TASK MATERIAL: Begin

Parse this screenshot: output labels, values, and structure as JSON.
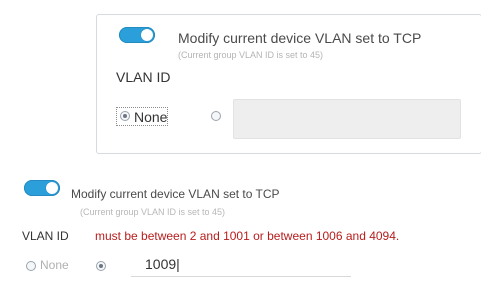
{
  "top_panel": {
    "title": "Modify current device VLAN set to TCP",
    "subtitle": "(Current group VLAN ID is set to 45)",
    "vlan_label": "VLAN ID",
    "none_label": "None",
    "selected_option": "None",
    "input_value": ""
  },
  "bottom_panel": {
    "title": "Modify current device VLAN set to TCP",
    "subtitle": "(Current group VLAN ID is set to 45)",
    "vlan_label": "VLAN ID",
    "error_text": "must be between 2 and 1001 or between 1006 and 4094.",
    "none_label": "None",
    "selected_option": "custom",
    "input_value": "1009|"
  },
  "colors": {
    "toggle_on": "#2b9fd9",
    "error": "#b81d1d"
  },
  "icons": {
    "toggle": "toggle-icon",
    "radio": "radio-icon"
  }
}
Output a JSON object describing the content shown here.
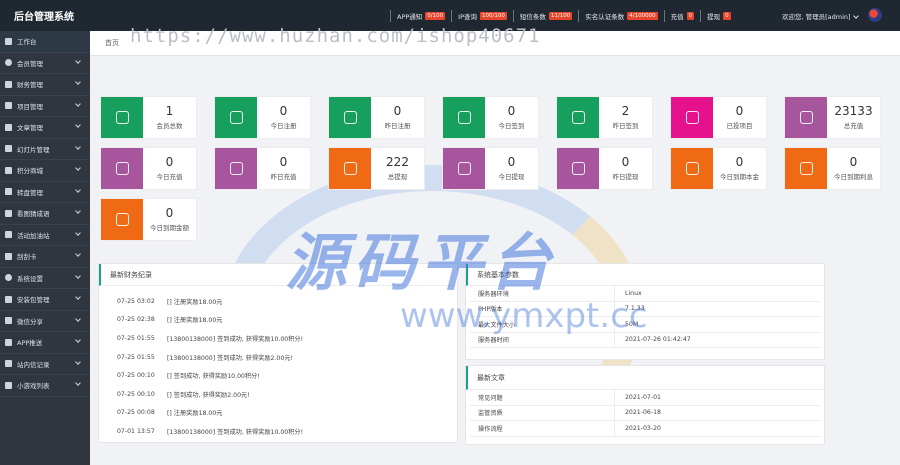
{
  "app": {
    "title": "后台管理系统"
  },
  "top_stats": [
    {
      "label": "APP通知",
      "badge": "0/100"
    },
    {
      "label": "IP查询",
      "badge": "100/100"
    },
    {
      "label": "短信条数",
      "badge": "11/100"
    },
    {
      "label": "实名认证条数",
      "badge": "4/100000"
    },
    {
      "label": "充值",
      "badge": "0"
    },
    {
      "label": "提现",
      "badge": "0"
    }
  ],
  "user": {
    "welcome": "欢迎您, 管理员[admin]"
  },
  "sidebar": [
    {
      "label": "工作台",
      "icon": "grid-icon"
    },
    {
      "label": "会员管理",
      "icon": "user-icon"
    },
    {
      "label": "财务管理",
      "icon": "money-icon"
    },
    {
      "label": "项目管理",
      "icon": "project-icon"
    },
    {
      "label": "文章管理",
      "icon": "article-icon"
    },
    {
      "label": "幻灯片管理",
      "icon": "slides-icon"
    },
    {
      "label": "积分商城",
      "icon": "shop-icon"
    },
    {
      "label": "转盘管理",
      "icon": "wheel-icon"
    },
    {
      "label": "看图猜成语",
      "icon": "puzzle-icon"
    },
    {
      "label": "活动加油站",
      "icon": "activity-icon"
    },
    {
      "label": "刮刮卡",
      "icon": "card-icon"
    },
    {
      "label": "系统设置",
      "icon": "gear-icon"
    },
    {
      "label": "安装包管理",
      "icon": "package-icon"
    },
    {
      "label": "微信分享",
      "icon": "share-icon"
    },
    {
      "label": "APP推送",
      "icon": "push-icon"
    },
    {
      "label": "站内信记录",
      "icon": "mail-icon"
    },
    {
      "label": "小游戏列表",
      "icon": "game-icon"
    }
  ],
  "breadcrumb": {
    "home": "首页"
  },
  "watermark": {
    "url": "https://www.huzhan.com/ishop40671",
    "brand": "源码平台",
    "domain": "www.ymxpt.cc"
  },
  "stat_cards": [
    {
      "value": "1",
      "label": "会员总数",
      "color": "#17a05d",
      "icon": "user-icon"
    },
    {
      "value": "0",
      "label": "今日注册",
      "color": "#17a05d",
      "icon": "user-icon"
    },
    {
      "value": "0",
      "label": "昨日注册",
      "color": "#17a05d",
      "icon": "user-icon"
    },
    {
      "value": "0",
      "label": "今日签到",
      "color": "#17a05d",
      "icon": "user-icon"
    },
    {
      "value": "2",
      "label": "昨日签到",
      "color": "#17a05d",
      "icon": "user-icon"
    },
    {
      "value": "0",
      "label": "已投项目",
      "color": "#e6118c",
      "icon": "document-icon"
    },
    {
      "value": "23133",
      "label": "总充值",
      "color": "#a7569e",
      "icon": "edit-icon"
    },
    {
      "value": "0",
      "label": "今日充值",
      "color": "#a7569e",
      "icon": "edit-icon"
    },
    {
      "value": "0",
      "label": "昨日充值",
      "color": "#a7569e",
      "icon": "edit-icon"
    },
    {
      "value": "222",
      "label": "总提现",
      "color": "#f06a16",
      "icon": "money-bag-icon"
    },
    {
      "value": "0",
      "label": "今日提现",
      "color": "#a7569e",
      "icon": "edit-icon"
    },
    {
      "value": "0",
      "label": "昨日提现",
      "color": "#a7569e",
      "icon": "edit-icon"
    },
    {
      "value": "0",
      "label": "今日到期本金",
      "color": "#f06a16",
      "icon": "money-bag-icon"
    },
    {
      "value": "0",
      "label": "今日到期利息",
      "color": "#f06a16",
      "icon": "money-bag-icon"
    },
    {
      "value": "0",
      "label": "今日到期金额",
      "color": "#f06a16",
      "icon": "money-bag-icon"
    }
  ],
  "finance_panel": {
    "title": "最新财务纪录",
    "rows": [
      {
        "time": "07-25 03:02",
        "text": "[] 注册奖励18.00元"
      },
      {
        "time": "07-25 02:38",
        "text": "[] 注册奖励18.00元"
      },
      {
        "time": "07-25 01:55",
        "text": "[13800138000] 签到成功, 获得奖励10.00积分!"
      },
      {
        "time": "07-25 01:55",
        "text": "[13800138000] 签到成功, 获得奖励2.00元!"
      },
      {
        "time": "07-25 00:10",
        "text": "[] 签到成功, 获得奖励10.00积分!"
      },
      {
        "time": "07-25 00:10",
        "text": "[] 签到成功, 获得奖励2.00元!"
      },
      {
        "time": "07-25 00:08",
        "text": "[] 注册奖励18.00元"
      },
      {
        "time": "07-01 13:57",
        "text": "[13800138000] 签到成功, 获得奖励10.00积分!"
      }
    ]
  },
  "system_panel": {
    "title": "系统基本参数",
    "rows": [
      {
        "key": "服务器环境",
        "value": "Linux"
      },
      {
        "key": "PHP版本",
        "value": "7.1.33"
      },
      {
        "key": "最大文件大小",
        "value": "50M"
      },
      {
        "key": "服务器时间",
        "value": "2021-07-26 01:42:47"
      }
    ]
  },
  "articles_panel": {
    "title": "最新文章",
    "rows": [
      {
        "key": "常见问题",
        "value": "2021-07-01"
      },
      {
        "key": "监管资质",
        "value": "2021-06-18"
      },
      {
        "key": "操作流程",
        "value": "2021-03-20"
      }
    ]
  }
}
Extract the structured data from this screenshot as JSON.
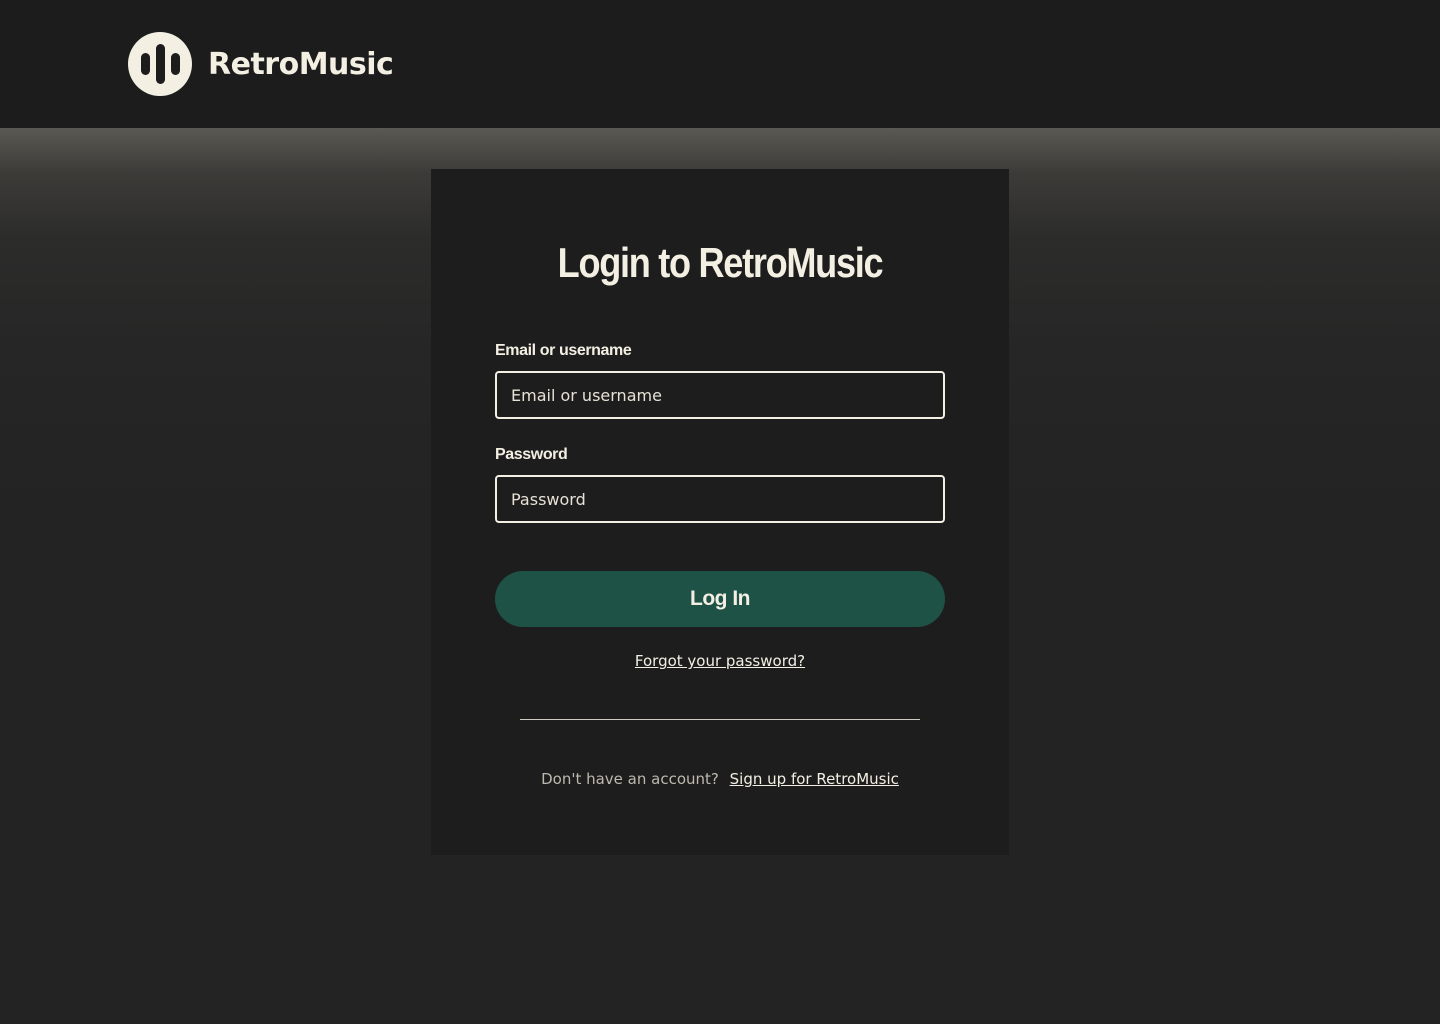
{
  "header": {
    "brand_name": "RetroMusic",
    "logo_icon": "sound-wave-icon"
  },
  "login": {
    "title": "Login to RetroMusic",
    "email_label": "Email or username",
    "email_placeholder": "Email or username",
    "email_value": "",
    "password_label": "Password",
    "password_placeholder": "Password",
    "password_value": "",
    "submit_label": "Log In",
    "forgot_link": "Forgot your password?",
    "signup_prompt": "Don't have an account?",
    "signup_link": "Sign up for RetroMusic"
  },
  "colors": {
    "background": "#232323",
    "header": "#1c1c1c",
    "card": "#1d1d1d",
    "text": "#f3efe3",
    "button": "#1e5247"
  }
}
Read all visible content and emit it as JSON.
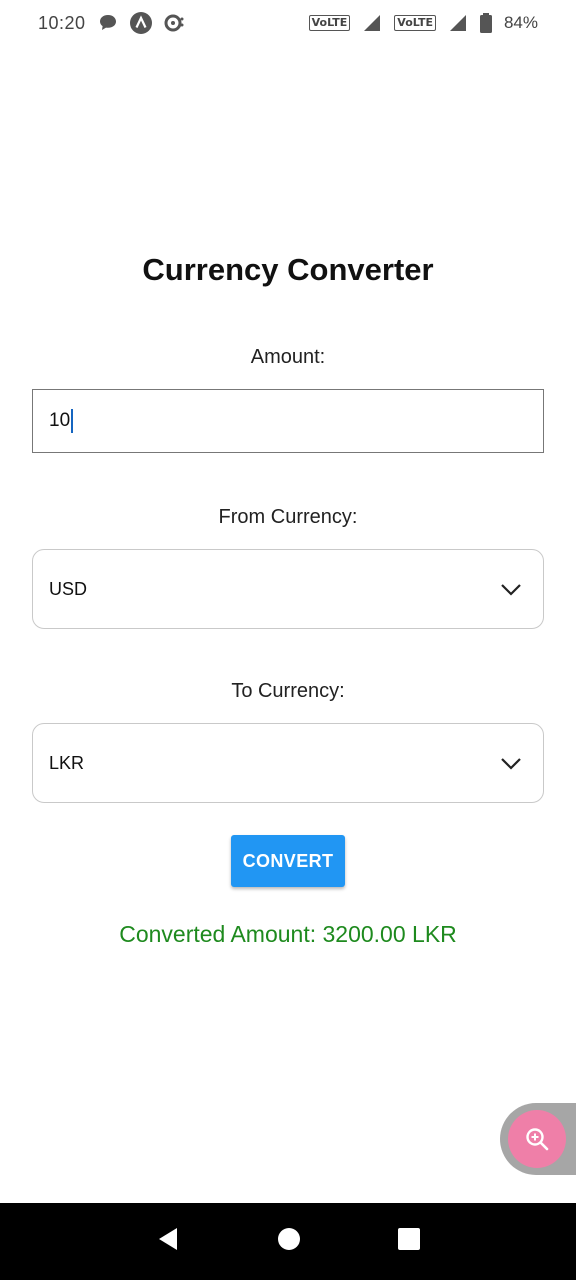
{
  "status_bar": {
    "time": "10:20",
    "lte1": "VoLTE",
    "lte2": "VoLTE",
    "battery": "84%"
  },
  "app": {
    "title": "Currency Converter",
    "amount_label": "Amount:",
    "amount_value": "10",
    "from_label": "From Currency:",
    "from_value": "USD",
    "to_label": "To Currency:",
    "to_value": "LKR",
    "convert_label": "CONVERT",
    "result_text": "Converted Amount: 3200.00 LKR"
  },
  "colors": {
    "accent": "#2196f3",
    "result": "#1e8a1e",
    "fab": "#ef7fa8"
  },
  "icons": [
    "chat-icon",
    "app-a-icon",
    "sync-icon",
    "signal-icon",
    "battery-icon",
    "chevron-down-icon",
    "zoom-in-icon",
    "back-icon",
    "home-icon",
    "recents-icon"
  ]
}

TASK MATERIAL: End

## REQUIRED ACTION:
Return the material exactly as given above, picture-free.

## REPLY TO THE EXERCISE:
Parse this screenshot: output labels, values, and structure as JSON.
{
  "top_panel": {
    "title": "Modify current device VLAN set to TCP",
    "subtitle": "(Current group VLAN ID is set to 45)",
    "vlan_label": "VLAN ID",
    "none_label": "None",
    "selected_option": "None",
    "input_value": ""
  },
  "bottom_panel": {
    "title": "Modify current device VLAN set to TCP",
    "subtitle": "(Current group VLAN ID is set to 45)",
    "vlan_label": "VLAN ID",
    "error_text": "must be between 2 and 1001 or between 1006 and 4094.",
    "none_label": "None",
    "selected_option": "custom",
    "input_value": "1009|"
  },
  "colors": {
    "toggle_on": "#2b9fd9",
    "error": "#b81d1d"
  },
  "icons": {
    "toggle": "toggle-icon",
    "radio": "radio-icon"
  }
}
Output a JSON object describing the content shown here.
{
  "app": {
    "title": "后台管理系统"
  },
  "top_stats": [
    {
      "label": "APP通知",
      "badge": "0/100"
    },
    {
      "label": "IP查询",
      "badge": "100/100"
    },
    {
      "label": "短信条数",
      "badge": "11/100"
    },
    {
      "label": "实名认证条数",
      "badge": "4/100000"
    },
    {
      "label": "充值",
      "badge": "0"
    },
    {
      "label": "提现",
      "badge": "0"
    }
  ],
  "user": {
    "welcome": "欢迎您, 管理员[admin]"
  },
  "sidebar": [
    {
      "label": "工作台",
      "icon": "grid-icon"
    },
    {
      "label": "会员管理",
      "icon": "user-icon"
    },
    {
      "label": "财务管理",
      "icon": "money-icon"
    },
    {
      "label": "项目管理",
      "icon": "project-icon"
    },
    {
      "label": "文章管理",
      "icon": "article-icon"
    },
    {
      "label": "幻灯片管理",
      "icon": "slides-icon"
    },
    {
      "label": "积分商城",
      "icon": "shop-icon"
    },
    {
      "label": "转盘管理",
      "icon": "wheel-icon"
    },
    {
      "label": "看图猜成语",
      "icon": "puzzle-icon"
    },
    {
      "label": "活动加油站",
      "icon": "activity-icon"
    },
    {
      "label": "刮刮卡",
      "icon": "card-icon"
    },
    {
      "label": "系统设置",
      "icon": "gear-icon"
    },
    {
      "label": "安装包管理",
      "icon": "package-icon"
    },
    {
      "label": "微信分享",
      "icon": "share-icon"
    },
    {
      "label": "APP推送",
      "icon": "push-icon"
    },
    {
      "label": "站内信记录",
      "icon": "mail-icon"
    },
    {
      "label": "小游戏列表",
      "icon": "game-icon"
    }
  ],
  "breadcrumb": {
    "home": "首页"
  },
  "watermark": {
    "url": "https://www.huzhan.com/ishop40671",
    "brand": "源码平台",
    "domain": "www.ymxpt.cc"
  },
  "stat_cards": [
    {
      "value": "1",
      "label": "会员总数",
      "color": "#17a05d",
      "icon": "user-icon"
    },
    {
      "value": "0",
      "label": "今日注册",
      "color": "#17a05d",
      "icon": "user-icon"
    },
    {
      "value": "0",
      "label": "昨日注册",
      "color": "#17a05d",
      "icon": "user-icon"
    },
    {
      "value": "0",
      "label": "今日签到",
      "color": "#17a05d",
      "icon": "user-icon"
    },
    {
      "value": "2",
      "label": "昨日签到",
      "color": "#17a05d",
      "icon": "user-icon"
    },
    {
      "value": "0",
      "label": "已投项目",
      "color": "#e6118c",
      "icon": "document-icon"
    },
    {
      "value": "23133",
      "label": "总充值",
      "color": "#a7569e",
      "icon": "edit-icon"
    },
    {
      "value": "0",
      "label": "今日充值",
      "color": "#a7569e",
      "icon": "edit-icon"
    },
    {
      "value": "0",
      "label": "昨日充值",
      "color": "#a7569e",
      "icon": "edit-icon"
    },
    {
      "value": "222",
      "label": "总提现",
      "color": "#f06a16",
      "icon": "money-bag-icon"
    },
    {
      "value": "0",
      "label": "今日提现",
      "color": "#a7569e",
      "icon": "edit-icon"
    },
    {
      "value": "0",
      "label": "昨日提现",
      "color": "#a7569e",
      "icon": "edit-icon"
    },
    {
      "value": "0",
      "label": "今日到期本金",
      "color": "#f06a16",
      "icon": "money-bag-icon"
    },
    {
      "value": "0",
      "label": "今日到期利息",
      "color": "#f06a16",
      "icon": "money-bag-icon"
    },
    {
      "value": "0",
      "label": "今日到期金额",
      "color": "#f06a16",
      "icon": "money-bag-icon"
    }
  ],
  "finance_panel": {
    "title": "最新财务纪录",
    "rows": [
      {
        "time": "07-25 03:02",
        "text": "[] 注册奖励18.00元"
      },
      {
        "time": "07-25 02:38",
        "text": "[] 注册奖励18.00元"
      },
      {
        "time": "07-25 01:55",
        "text": "[13800138000] 签到成功, 获得奖励10.00积分!"
      },
      {
        "time": "07-25 01:55",
        "text": "[13800138000] 签到成功, 获得奖励2.00元!"
      },
      {
        "time": "07-25 00:10",
        "text": "[] 签到成功, 获得奖励10.00积分!"
      },
      {
        "time": "07-25 00:10",
        "text": "[] 签到成功, 获得奖励2.00元!"
      },
      {
        "time": "07-25 00:08",
        "text": "[] 注册奖励18.00元"
      },
      {
        "time": "07-01 13:57",
        "text": "[13800138000] 签到成功, 获得奖励10.00积分!"
      }
    ]
  },
  "system_panel": {
    "title": "系统基本参数",
    "rows": [
      {
        "key": "服务器环境",
        "value": "Linux"
      },
      {
        "key": "PHP版本",
        "value": "7.1.33"
      },
      {
        "key": "最大文件大小",
        "value": "50M"
      },
      {
        "key": "服务器时间",
        "value": "2021-07-26 01:42:47"
      }
    ]
  },
  "articles_panel": {
    "title": "最新文章",
    "rows": [
      {
        "key": "常见问题",
        "value": "2021-07-01"
      },
      {
        "key": "监管资质",
        "value": "2021-06-18"
      },
      {
        "key": "操作流程",
        "value": "2021-03-20"
      }
    ]
  }
}
Extract the structured data from this screenshot as JSON.
{
  "header": {
    "brand_name": "RetroMusic",
    "logo_icon": "sound-wave-icon"
  },
  "login": {
    "title": "Login to RetroMusic",
    "email_label": "Email or username",
    "email_placeholder": "Email or username",
    "email_value": "",
    "password_label": "Password",
    "password_placeholder": "Password",
    "password_value": "",
    "submit_label": "Log In",
    "forgot_link": "Forgot your password?",
    "signup_prompt": "Don't have an account?",
    "signup_link": "Sign up for RetroMusic"
  },
  "colors": {
    "background": "#232323",
    "header": "#1c1c1c",
    "card": "#1d1d1d",
    "text": "#f3efe3",
    "button": "#1e5247"
  }
}
Read all visible content and emit it as JSON.
{
  "status_bar": {
    "time": "10:20",
    "lte1": "VoLTE",
    "lte2": "VoLTE",
    "battery": "84%"
  },
  "app": {
    "title": "Currency Converter",
    "amount_label": "Amount:",
    "amount_value": "10",
    "from_label": "From Currency:",
    "from_value": "USD",
    "to_label": "To Currency:",
    "to_value": "LKR",
    "convert_label": "CONVERT",
    "result_text": "Converted Amount: 3200.00 LKR"
  },
  "colors": {
    "accent": "#2196f3",
    "result": "#1e8a1e",
    "fab": "#ef7fa8"
  },
  "icons": [
    "chat-icon",
    "app-a-icon",
    "sync-icon",
    "signal-icon",
    "battery-icon",
    "chevron-down-icon",
    "zoom-in-icon",
    "back-icon",
    "home-icon",
    "recents-icon"
  ]
}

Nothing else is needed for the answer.